Visit Guildford and the surrounding villages and stay in bed & breakfast accommodation:
Guildford, Surrey. The capital of Surrey, Guilford is an old town, although its history is neither turbulent nor spectacular. There may have been pre-Saxon settlements here, but it is first mentioned in the time of Alfred the Great. In medieval times the town became a favourite of a number of monarchs who had palaces and a castle here; the palaces have disappeared and little remains of the castle. It was at a friary near Guildford that Henry VIII signed the order dissolving the lesser religious orders.

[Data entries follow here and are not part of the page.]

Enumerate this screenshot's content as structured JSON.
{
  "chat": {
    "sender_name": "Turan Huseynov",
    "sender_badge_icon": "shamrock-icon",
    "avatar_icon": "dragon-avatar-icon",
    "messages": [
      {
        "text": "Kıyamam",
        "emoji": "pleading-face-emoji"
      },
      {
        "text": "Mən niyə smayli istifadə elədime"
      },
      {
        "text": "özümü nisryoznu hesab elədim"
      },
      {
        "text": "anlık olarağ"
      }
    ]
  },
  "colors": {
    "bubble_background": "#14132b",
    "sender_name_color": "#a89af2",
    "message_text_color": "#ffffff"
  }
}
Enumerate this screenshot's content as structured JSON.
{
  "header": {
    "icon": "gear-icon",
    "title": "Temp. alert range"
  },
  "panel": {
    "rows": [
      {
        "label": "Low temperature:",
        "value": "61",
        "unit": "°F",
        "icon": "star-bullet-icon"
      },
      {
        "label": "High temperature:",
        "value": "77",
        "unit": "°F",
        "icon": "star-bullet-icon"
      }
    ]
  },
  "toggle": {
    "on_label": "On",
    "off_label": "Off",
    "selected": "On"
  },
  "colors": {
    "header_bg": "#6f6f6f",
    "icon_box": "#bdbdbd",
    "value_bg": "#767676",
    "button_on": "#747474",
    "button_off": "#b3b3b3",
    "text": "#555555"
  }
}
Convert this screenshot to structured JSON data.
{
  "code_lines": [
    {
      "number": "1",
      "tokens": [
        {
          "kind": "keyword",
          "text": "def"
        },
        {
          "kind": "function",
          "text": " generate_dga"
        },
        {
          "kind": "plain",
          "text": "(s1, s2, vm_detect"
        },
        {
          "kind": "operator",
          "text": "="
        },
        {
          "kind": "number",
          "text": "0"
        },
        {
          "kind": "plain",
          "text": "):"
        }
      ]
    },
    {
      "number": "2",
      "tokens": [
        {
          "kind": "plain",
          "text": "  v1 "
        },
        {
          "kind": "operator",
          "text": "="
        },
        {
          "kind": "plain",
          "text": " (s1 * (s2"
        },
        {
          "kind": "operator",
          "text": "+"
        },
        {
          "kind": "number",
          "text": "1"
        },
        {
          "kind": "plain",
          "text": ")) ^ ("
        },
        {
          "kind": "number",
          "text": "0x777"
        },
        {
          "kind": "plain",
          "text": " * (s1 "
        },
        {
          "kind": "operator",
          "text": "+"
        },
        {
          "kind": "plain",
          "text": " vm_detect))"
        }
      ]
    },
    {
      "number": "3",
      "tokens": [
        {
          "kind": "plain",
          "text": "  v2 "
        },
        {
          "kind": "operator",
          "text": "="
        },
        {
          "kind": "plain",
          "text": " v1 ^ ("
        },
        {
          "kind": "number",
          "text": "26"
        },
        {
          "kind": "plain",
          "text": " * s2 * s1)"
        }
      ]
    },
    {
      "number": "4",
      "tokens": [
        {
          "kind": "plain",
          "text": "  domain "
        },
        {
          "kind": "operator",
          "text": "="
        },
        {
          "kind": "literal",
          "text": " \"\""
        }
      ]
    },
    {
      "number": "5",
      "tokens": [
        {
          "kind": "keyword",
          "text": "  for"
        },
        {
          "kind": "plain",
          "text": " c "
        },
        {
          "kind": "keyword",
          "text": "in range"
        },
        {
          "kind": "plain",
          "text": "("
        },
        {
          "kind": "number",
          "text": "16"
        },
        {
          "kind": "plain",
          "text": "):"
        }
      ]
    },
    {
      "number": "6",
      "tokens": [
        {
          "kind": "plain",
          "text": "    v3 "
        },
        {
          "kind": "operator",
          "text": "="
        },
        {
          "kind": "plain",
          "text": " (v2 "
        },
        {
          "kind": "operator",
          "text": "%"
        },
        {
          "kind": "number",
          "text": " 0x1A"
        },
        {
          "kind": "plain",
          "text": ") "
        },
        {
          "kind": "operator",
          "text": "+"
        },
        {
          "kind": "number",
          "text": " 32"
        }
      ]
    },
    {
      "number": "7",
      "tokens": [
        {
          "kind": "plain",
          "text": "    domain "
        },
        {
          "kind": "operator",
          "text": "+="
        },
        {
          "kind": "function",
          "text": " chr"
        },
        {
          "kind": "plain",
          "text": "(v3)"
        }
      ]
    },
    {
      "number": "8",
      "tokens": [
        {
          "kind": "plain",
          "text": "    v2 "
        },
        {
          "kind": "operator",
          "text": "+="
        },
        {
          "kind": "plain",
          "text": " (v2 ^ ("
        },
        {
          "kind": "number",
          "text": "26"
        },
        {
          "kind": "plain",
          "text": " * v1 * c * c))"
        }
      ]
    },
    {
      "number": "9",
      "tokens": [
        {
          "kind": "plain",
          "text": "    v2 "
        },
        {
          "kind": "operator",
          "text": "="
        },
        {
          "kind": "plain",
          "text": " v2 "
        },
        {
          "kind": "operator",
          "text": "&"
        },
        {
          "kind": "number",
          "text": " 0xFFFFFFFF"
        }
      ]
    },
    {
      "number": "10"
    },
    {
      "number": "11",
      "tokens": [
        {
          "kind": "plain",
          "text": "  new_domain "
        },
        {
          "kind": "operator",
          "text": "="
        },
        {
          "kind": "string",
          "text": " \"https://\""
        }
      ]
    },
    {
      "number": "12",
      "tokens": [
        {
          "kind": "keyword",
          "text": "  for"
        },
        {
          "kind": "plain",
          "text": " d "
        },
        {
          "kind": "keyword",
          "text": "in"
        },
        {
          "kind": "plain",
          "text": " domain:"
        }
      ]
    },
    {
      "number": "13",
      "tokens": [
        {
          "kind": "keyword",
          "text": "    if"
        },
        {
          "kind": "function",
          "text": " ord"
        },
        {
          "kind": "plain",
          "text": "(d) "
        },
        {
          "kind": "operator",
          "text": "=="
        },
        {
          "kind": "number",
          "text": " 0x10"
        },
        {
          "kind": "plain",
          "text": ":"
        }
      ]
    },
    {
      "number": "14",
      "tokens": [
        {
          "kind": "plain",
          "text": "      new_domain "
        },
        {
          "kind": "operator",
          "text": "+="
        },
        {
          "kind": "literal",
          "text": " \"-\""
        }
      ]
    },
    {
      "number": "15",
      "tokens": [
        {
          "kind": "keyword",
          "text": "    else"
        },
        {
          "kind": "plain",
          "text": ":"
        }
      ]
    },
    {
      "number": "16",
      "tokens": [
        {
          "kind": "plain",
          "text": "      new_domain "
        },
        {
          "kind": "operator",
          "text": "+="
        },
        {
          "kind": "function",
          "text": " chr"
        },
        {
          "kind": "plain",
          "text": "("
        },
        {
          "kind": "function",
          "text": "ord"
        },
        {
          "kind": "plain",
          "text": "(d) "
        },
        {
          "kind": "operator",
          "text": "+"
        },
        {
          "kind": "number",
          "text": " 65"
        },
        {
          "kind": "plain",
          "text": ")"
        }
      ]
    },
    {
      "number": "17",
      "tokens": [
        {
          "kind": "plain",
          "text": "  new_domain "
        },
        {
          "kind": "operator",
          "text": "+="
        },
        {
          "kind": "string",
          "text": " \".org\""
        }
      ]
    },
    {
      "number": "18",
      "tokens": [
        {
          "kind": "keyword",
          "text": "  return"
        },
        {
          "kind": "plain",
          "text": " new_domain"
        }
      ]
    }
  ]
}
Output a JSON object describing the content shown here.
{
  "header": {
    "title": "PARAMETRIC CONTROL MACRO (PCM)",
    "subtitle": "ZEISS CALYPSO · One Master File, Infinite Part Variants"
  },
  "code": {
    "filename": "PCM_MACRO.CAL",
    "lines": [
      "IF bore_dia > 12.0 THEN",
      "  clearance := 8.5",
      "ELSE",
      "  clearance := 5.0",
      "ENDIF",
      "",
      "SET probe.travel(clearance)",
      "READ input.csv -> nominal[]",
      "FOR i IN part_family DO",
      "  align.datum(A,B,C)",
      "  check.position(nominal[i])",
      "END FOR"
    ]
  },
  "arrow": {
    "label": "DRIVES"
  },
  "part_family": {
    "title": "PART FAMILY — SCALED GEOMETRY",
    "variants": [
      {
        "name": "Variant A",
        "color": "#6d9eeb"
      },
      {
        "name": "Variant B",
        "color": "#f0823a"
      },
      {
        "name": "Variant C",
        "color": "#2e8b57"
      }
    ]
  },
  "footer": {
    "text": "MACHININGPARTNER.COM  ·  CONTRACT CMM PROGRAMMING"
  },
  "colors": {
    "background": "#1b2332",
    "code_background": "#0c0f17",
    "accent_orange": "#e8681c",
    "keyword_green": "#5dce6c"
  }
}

The medieval Pilgrim's Way that led from Winchester to Canterbury and the shrine of St Thomas Becket, following a prehistoric track along the downs for part of its route, crossed the River Wey just south of Guildford.
During the Middle Ages the town was a prosperous centre of the wool industry until its decline in the reign of Elizabeth I, and although this was followed by difficult times its strategic position ensured prosperity. Today it is a bustling town with many historic monuments.
The original Anglo-Saxon fortification was built on a partly artificial mound. The Normans built a keep on this mound and the castle grew up around it. In medieval times the castle was a favourite royal residence and was regarded as a royal nursery; a number of young princes spent their early years here. Today, only the keep remains, a square solid structure about 60 ft high. The interior is a bare ruin but the top is easily reached, and from here there is a fine view over the town. Surrounding the keep are pleasant gardens, in the corner of which is the remnant of a building which may once have been part of the Anglo-Saxon fort; adjoining is another small garden - the Garden of Remembrance containing the War Memorial.
Below Castle Hill in Quarry Street is the Norman Arch, all that remains of the entrance of the old castle; beside this is the headquarters of the Surrey Archaeological Society, which also houses the Guildford Museum. Here are exhibits concerning local archaeology and history, also items connected with Lewis Carroll, author of The Adventures of Alice in Wonderland. Carroll, whose real name was Charles Lutwidge Dodgson, was the son of a Yorkshire clergyman, and never actually resided in Guildford, but he spent much time with his six unmarried sisters who lived in a rented house called The Chestnuts. This house, where he died in 1898, is about 100 yds inside the Norman Arch; it is marked by a plaque, but is a private residence and not open to the public. Carroll is buried in the Mount Cemetery.
In the centre of the High Street is the Guildhall, a handsome but quite modest building with a turreted roof. A large, gilded clock, bearing the date 1683, juts out right over the street - a famous Guildford landmark. The Guildhall also dates from 1683, and it replaced a former medieval guildhall on the same site. Both the court room and council chamber are elegantly panelled, and above the bench hangs a great two-handed sword of 16th-century German make, which is carried before the mayor in formal processions. The Corporation plate (which is shown by special arrangement) includes a silver-gilt mace presented by Henry VII; it is one of the few 15th-century maces in the country. There are also a number of fine 16th- and l7th-century pieces. The Council no longer meets in the Guildhall except for the mayor-making ceremonies and the annual meetings. New municipal buildings were erected in the early 1930s.
Further along the High Street, on the same side, stands the Abbot's Hospital, or Hospital of the Blessed Trinity, founded by George Abbot, a Guildford man and Archbishop of Canterbury under James I. Built in 1619 as a home for 12 old men and 8 widows or spinsters, it still accommodates 23 old people of the town. The brick building is much as it was originally, and particularly interesting is the chapel with splendid l7th-century stained-glass windows depicting the story of Jacob in eight panels.
Nearby Towns: Aldershot, Cranleigh, Dorking, Farncombe, Farnham, Godalming, Leatherhead, Woking
Nearby Villages: Albury, Blackheath, Chilworth, East Clandon, Fairlands, Flexford, Jacob's Well, Send, Shalford, Sutton Green, Woodstreet Village, Worplesdon, West Horsley
Have you decided to visit Guildford or the surrounding villages? Please look above for somewhere to stay in:
- a Guildford bed and breakfast (a Guildford B&B or Guildford b and b)
- a Guildford guesthouse
- a Guildford hotel (or motel)
- a Guildford self-catering establishment, or
- other Guildford accommodation